**Required work:** Filter the records below for the word "智能交通综合管理系统". Keep each line that has it.

==============================

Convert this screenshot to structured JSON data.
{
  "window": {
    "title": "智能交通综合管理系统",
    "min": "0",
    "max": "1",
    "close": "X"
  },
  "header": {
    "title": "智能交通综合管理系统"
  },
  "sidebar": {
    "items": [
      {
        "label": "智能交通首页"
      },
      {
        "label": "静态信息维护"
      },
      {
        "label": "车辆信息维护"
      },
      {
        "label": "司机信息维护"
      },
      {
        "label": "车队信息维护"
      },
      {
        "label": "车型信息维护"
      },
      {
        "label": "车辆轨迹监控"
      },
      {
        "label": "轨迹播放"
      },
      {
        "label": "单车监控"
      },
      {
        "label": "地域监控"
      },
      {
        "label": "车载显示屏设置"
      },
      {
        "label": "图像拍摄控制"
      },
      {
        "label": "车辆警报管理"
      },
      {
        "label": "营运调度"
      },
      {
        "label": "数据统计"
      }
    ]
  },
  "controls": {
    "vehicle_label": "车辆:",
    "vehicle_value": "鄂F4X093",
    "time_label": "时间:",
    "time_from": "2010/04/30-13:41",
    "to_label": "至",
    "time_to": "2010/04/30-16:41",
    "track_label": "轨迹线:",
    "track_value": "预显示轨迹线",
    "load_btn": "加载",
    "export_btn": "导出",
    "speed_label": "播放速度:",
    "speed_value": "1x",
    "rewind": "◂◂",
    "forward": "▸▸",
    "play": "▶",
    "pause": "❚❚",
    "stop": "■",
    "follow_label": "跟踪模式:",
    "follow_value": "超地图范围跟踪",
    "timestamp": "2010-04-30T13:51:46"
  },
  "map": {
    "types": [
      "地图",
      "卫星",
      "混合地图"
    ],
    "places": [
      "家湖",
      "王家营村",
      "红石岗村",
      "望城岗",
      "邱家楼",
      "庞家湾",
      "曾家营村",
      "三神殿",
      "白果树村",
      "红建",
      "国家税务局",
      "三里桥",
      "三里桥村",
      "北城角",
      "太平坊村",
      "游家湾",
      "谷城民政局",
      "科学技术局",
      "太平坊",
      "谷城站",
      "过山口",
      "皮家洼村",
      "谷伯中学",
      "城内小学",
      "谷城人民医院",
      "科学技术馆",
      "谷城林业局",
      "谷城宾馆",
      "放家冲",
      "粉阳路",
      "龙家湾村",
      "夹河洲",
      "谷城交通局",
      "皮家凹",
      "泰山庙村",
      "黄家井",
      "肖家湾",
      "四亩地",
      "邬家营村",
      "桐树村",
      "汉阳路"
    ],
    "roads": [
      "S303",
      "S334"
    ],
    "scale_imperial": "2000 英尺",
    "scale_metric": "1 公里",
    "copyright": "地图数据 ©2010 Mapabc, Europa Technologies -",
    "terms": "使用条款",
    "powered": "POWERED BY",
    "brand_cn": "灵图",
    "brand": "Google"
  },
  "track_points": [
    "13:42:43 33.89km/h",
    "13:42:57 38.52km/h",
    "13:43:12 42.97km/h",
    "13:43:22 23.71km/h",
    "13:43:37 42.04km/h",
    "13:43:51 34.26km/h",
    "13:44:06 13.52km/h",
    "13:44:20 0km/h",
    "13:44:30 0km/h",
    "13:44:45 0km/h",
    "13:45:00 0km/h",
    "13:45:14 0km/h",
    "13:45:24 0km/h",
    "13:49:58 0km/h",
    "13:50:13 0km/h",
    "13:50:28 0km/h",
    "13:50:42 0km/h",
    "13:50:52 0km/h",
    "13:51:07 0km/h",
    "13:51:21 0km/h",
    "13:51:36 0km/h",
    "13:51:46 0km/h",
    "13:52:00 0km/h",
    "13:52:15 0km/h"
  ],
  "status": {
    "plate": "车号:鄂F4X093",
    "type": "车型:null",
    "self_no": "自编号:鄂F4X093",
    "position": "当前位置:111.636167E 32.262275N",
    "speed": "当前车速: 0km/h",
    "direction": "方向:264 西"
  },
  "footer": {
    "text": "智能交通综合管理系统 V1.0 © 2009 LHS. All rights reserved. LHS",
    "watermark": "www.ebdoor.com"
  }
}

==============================

**Solution for this exercise:**
    "title": "智能交通综合管理系统",
    "title": "智能交通综合管理系统"
    "text": "智能交通综合管理系统 V1.0 © 2009 LHS. All rights reserved. LHS",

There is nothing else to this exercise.